Williams highlighted a few examples of what he considers to be excellent African American scholarship on landscape: from J.B. Jackson’s The Necessity of Ruins and Other Topics, which states that “the garden landscapes of blacks are some of the least known and richest,” to We Shall Independent Be: African American Place-Making and the Struggle to Claim Space in the United States, a compendium edited by Angel David Nieves and Leslie M. Alexander, which explores the stories of African American communities displaced by Frederick Law Olmsted in the creation of Central Park.

Referring to Outliers: The Story of Success by Malcolm Gladwell, which argues that geniuses are less isolated phenomena than important nodes in deep and rich social networks, Williams argued that Williston also collaborated widely. He tried to imagine Williston’s African American contemporaries, many of whom remain unknown.

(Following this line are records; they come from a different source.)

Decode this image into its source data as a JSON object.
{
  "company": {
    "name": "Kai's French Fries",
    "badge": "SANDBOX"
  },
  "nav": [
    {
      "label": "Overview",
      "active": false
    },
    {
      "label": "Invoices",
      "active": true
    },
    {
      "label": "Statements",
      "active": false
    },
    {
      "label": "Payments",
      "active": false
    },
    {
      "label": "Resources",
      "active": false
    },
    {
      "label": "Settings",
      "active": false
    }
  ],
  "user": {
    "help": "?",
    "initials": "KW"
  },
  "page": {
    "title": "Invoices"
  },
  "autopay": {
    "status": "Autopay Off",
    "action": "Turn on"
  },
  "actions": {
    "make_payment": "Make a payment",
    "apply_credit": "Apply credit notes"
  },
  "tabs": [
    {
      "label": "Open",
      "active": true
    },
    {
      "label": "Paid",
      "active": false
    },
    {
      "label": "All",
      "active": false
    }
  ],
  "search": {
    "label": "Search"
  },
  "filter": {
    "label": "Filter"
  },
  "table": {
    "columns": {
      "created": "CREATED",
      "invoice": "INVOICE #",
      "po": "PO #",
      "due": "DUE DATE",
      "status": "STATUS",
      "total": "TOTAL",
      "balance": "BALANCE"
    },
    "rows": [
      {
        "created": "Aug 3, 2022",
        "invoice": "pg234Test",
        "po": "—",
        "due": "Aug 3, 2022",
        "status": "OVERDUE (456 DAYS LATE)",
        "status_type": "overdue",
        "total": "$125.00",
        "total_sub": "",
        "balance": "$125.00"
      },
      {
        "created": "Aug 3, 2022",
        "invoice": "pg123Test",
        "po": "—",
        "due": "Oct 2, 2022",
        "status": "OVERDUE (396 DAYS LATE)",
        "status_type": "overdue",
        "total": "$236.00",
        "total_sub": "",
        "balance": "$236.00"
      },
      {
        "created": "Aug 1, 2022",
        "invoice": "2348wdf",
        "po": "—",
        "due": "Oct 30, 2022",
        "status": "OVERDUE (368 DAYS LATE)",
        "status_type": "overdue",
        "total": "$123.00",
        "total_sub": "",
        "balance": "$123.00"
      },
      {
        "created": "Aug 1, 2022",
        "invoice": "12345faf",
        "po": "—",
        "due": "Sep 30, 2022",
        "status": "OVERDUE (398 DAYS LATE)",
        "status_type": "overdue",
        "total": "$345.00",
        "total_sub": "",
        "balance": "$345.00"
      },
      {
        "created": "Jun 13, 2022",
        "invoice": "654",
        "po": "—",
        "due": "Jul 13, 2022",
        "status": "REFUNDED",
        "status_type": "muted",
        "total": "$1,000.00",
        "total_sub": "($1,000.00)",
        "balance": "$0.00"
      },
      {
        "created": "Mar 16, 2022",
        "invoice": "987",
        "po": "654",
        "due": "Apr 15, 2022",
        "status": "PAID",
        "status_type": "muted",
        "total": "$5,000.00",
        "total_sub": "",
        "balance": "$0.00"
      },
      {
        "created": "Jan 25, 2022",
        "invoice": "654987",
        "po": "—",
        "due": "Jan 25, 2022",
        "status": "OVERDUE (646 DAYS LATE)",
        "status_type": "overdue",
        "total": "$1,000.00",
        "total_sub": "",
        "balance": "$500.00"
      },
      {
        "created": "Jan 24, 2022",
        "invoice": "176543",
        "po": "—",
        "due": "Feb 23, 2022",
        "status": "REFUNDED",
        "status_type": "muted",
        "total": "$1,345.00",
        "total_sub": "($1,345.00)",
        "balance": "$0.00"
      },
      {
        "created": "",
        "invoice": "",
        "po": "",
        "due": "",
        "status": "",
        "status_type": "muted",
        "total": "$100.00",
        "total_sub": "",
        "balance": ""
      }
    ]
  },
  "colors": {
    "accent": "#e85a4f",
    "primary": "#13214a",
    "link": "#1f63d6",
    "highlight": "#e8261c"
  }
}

He tried to imagine how Williston was able to create an entirely African American system to achieve his landscape designs in the segregated deep South. And he tried to imagine how Williston, without access to white-owned nurseries, could have sought out native plants in the woods and cultivated them on his own. (Williston was one of the first African Americans to earn a bachelor’s degree in horticulture from Cornell University; there, his love of plants grew into a considerable expertise on plant propagation and cultivation.)

Williston taught horticulture to African American college students while also serving as a campus landscape architect for numerous historically black colleges. He spent 20 years at Booker T. Washington’s Tuskegee Institute, where he also worked with African American architect Robert R. Taylor to lay out the physical campus. According to The Cultural Landscape Foundation, he then settled in Washington, D.C. at the onset of the Great Depression, where he started his own firm. He designed the expansion of Howard University, and numerous other colleges, working well into his early 90s.

Williams’ hope is to completely digitize Williston’s archives and make them accessible online for future researchers, using them as a basis to create 3-D models of now-lost planting schemes, so more people can experience a Williston landscape.

2 thoughts on “A New Look at the Trail Blazing David Williston

  1. Daria Hutchinson 03/05/2019 / 8:11 am

    David Williston also designed the landscape of Langston Terrace. Langston Terrace was the first federally funded housing project in Washington and the second in the United States. It was part of President Franklin Delano Roosevelt’s Public Works Administration and was named in honor of John Mercer Langston, a 19th-century American abolitionist and attorney who founded Howard University Law School, and served as a U.S. congressman from Virginia. Williston worked with Hilyard Robinson who designed the building site in the International Style in 1937.

  2. Mike Callahan 05/15/2022 / 3:01 am

    Very interesting piece. I just came across the work of David Williston at Tuskegee University. I’m trying to identify the link between the Washingtons and Mrs Mary B Coulston of New York. She met with Booker T on his trip to San Diego CA and claimed she was friends with the family. Mary took classes at Cornell in 1901 under Bailey and she was editor of Garden & Forest from maybe 1894 to its folding in 1897 (Stiles was the official editor but some believe Mary picked up the load near the end due to his illness). She was an incredible networker but finding info about her has been difficult. She knew many major players in forestry and landscape architecture so I’m trying to reach out to various archives to see if letters remain. Is there a letter archive for Mr Williston? He might be the link between Mary and the Washingtons through his time at Cornell under Bailey. Any leads are most appreciated. Thanks.

Leave a Reply